An exact, complete copy of the entries is what is needed.

(Element data from apps and pages)
══════════
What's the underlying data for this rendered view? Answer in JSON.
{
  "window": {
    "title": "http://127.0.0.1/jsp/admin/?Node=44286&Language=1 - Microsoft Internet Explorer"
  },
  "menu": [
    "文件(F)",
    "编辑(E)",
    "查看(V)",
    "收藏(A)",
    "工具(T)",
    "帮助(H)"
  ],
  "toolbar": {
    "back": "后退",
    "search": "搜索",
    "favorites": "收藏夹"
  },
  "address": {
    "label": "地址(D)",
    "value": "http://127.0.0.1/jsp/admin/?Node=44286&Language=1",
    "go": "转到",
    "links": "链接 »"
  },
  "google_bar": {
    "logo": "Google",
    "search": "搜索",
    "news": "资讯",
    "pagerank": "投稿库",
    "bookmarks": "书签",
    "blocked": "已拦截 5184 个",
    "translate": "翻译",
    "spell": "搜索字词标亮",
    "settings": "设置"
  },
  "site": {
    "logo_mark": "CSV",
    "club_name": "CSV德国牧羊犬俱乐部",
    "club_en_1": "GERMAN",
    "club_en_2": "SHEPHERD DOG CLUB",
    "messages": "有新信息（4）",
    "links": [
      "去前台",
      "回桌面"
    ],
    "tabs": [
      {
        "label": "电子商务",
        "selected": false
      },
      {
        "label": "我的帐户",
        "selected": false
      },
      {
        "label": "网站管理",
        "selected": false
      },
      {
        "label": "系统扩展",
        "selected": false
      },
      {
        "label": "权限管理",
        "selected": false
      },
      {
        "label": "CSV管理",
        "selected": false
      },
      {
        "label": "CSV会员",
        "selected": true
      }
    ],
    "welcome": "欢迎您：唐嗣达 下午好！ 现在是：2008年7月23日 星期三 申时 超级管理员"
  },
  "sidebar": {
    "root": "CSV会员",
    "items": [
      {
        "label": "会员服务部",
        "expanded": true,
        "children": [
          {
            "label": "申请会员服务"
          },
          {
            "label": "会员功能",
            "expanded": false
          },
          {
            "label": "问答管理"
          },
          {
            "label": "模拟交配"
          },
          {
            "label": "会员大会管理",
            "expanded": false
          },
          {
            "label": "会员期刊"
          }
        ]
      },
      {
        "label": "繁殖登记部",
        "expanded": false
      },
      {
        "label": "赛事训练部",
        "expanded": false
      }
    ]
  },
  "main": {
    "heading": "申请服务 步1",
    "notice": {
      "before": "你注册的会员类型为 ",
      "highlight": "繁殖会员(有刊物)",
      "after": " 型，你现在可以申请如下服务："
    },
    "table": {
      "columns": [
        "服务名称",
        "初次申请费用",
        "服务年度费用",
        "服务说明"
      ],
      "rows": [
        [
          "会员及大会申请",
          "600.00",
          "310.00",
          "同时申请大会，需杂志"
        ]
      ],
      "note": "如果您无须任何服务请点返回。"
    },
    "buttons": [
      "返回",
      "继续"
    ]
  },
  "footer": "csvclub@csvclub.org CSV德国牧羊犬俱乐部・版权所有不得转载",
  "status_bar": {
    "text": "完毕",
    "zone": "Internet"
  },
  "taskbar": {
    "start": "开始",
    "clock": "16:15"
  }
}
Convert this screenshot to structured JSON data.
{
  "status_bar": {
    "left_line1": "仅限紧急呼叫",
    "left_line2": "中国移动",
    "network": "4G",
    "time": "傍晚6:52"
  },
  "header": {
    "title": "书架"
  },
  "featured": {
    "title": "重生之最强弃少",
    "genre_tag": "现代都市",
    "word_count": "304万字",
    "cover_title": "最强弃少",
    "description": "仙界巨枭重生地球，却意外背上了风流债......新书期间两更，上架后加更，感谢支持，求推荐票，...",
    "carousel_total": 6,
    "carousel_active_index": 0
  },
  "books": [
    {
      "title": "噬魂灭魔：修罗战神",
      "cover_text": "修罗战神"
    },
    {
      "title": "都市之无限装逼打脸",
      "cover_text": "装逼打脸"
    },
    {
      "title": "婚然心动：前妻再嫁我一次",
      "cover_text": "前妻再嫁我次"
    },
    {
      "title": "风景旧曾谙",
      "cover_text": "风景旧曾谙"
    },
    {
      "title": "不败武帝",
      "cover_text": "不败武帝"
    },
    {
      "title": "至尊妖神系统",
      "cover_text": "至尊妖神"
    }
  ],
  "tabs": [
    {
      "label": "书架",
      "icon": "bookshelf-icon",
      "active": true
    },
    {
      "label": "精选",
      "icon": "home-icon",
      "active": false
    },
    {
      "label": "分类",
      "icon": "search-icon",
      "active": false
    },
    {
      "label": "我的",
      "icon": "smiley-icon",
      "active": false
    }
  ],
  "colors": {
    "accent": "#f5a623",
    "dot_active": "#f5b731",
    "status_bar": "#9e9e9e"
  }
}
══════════
== Response to the task ==
What's the underlying data for this rendered view? Answer in JSON.
{
  "window": {
    "title": "http://127.0.0.1/jsp/admin/?Node=44286&Language=1 - Microsoft Internet Explorer"
  },
  "menu": [
    "文件(F)",
    "编辑(E)",
    "查看(V)",
    "收藏(A)",
    "工具(T)",
    "帮助(H)"
  ],
  "toolbar": {
    "back": "后退",
    "search": "搜索",
    "favorites": "收藏夹"
  },
  "address": {
    "label": "地址(D)",
    "value": "http://127.0.0.1/jsp/admin/?Node=44286&Language=1",
    "go": "转到",
    "links": "链接 »"
  },
  "google_bar": {
    "logo": "Google",
    "search": "搜索",
    "news": "资讯",
    "pagerank": "投稿库",
    "bookmarks": "书签",
    "blocked": "已拦截 5184 个",
    "translate": "翻译",
    "spell": "搜索字词标亮",
    "settings": "设置"
  },
  "site": {
    "logo_mark": "CSV",
    "club_name": "CSV德国牧羊犬俱乐部",
    "club_en_1": "GERMAN",
    "club_en_2": "SHEPHERD DOG CLUB",
    "messages": "有新信息（4）",
    "links": [
      "去前台",
      "回桌面"
    ],
    "tabs": [
      {
        "label": "电子商务",
        "selected": false
      },
      {
        "label": "我的帐户",
        "selected": false
      },
      {
        "label": "网站管理",
        "selected": false
      },
      {
        "label": "系统扩展",
        "selected": false
      },
      {
        "label": "权限管理",
        "selected": false
      },
      {
        "label": "CSV管理",
        "selected": false
      },
      {
        "label": "CSV会员",
        "selected": true
      }
    ],
    "welcome": "欢迎您：唐嗣达 下午好！ 现在是：2008年7月23日 星期三 申时 超级管理员"
  },
  "sidebar": {
    "root": "CSV会员",
    "items": [
      {
        "label": "会员服务部",
        "expanded": true,
        "children": [
          {
            "label": "申请会员服务"
          },
          {
            "label": "会员功能",
            "expanded": false
          },
          {
            "label": "问答管理"
          },
          {
            "label": "模拟交配"
          },
          {
            "label": "会员大会管理",
            "expanded": false
          },
          {
            "label": "会员期刊"
          }
        ]
      },
      {
        "label": "繁殖登记部",
        "expanded": false
      },
      {
        "label": "赛事训练部",
        "expanded": false
      }
    ]
  },
  "main": {
    "heading": "申请服务 步1",
    "notice": {
      "before": "你注册的会员类型为 ",
      "highlight": "繁殖会员(有刊物)",
      "after": " 型，你现在可以申请如下服务："
    },
    "table": {
      "columns": [
        "服务名称",
        "初次申请费用",
        "服务年度费用",
        "服务说明"
      ],
      "rows": [
        [
          "会员及大会申请",
          "600.00",
          "310.00",
          "同时申请大会，需杂志"
        ]
      ],
      "note": "如果您无须任何服务请点返回。"
    },
    "buttons": [
      "返回",
      "继续"
    ]
  },
  "footer": "csvclub@csvclub.org CSV德国牧羊犬俱乐部・版权所有不得转载",
  "status_bar": {
    "text": "完毕",
    "zone": "Internet"
  },
  "taskbar": {
    "start": "开始",
    "clock": "16:15"
  }
}
Convert this screenshot to structured JSON data.
{
  "status_bar": {
    "left_line1": "仅限紧急呼叫",
    "left_line2": "中国移动",
    "network": "4G",
    "time": "傍晚6:52"
  },
  "header": {
    "title": "书架"
  },
  "featured": {
    "title": "重生之最强弃少",
    "genre_tag": "现代都市",
    "word_count": "304万字",
    "cover_title": "最强弃少",
    "description": "仙界巨枭重生地球，却意外背上了风流债......新书期间两更，上架后加更，感谢支持，求推荐票，...",
    "carousel_total": 6,
    "carousel_active_index": 0
  },
  "books": [
    {
      "title": "噬魂灭魔：修罗战神",
      "cover_text": "修罗战神"
    },
    {
      "title": "都市之无限装逼打脸",
      "cover_text": "装逼打脸"
    },
    {
      "title": "婚然心动：前妻再嫁我一次",
      "cover_text": "前妻再嫁我次"
    },
    {
      "title": "风景旧曾谙",
      "cover_text": "风景旧曾谙"
    },
    {
      "title": "不败武帝",
      "cover_text": "不败武帝"
    },
    {
      "title": "至尊妖神系统",
      "cover_text": "至尊妖神"
    }
  ],
  "tabs": [
    {
      "label": "书架",
      "icon": "bookshelf-icon",
      "active": true
    },
    {
      "label": "精选",
      "icon": "home-icon",
      "active": false
    },
    {
      "label": "分类",
      "icon": "search-icon",
      "active": false
    },
    {
      "label": "我的",
      "icon": "smiley-icon",
      "active": false
    }
  ],
  "colors": {
    "accent": "#f5a623",
    "dot_active": "#f5b731",
    "status_bar": "#9e9e9e"
  }
}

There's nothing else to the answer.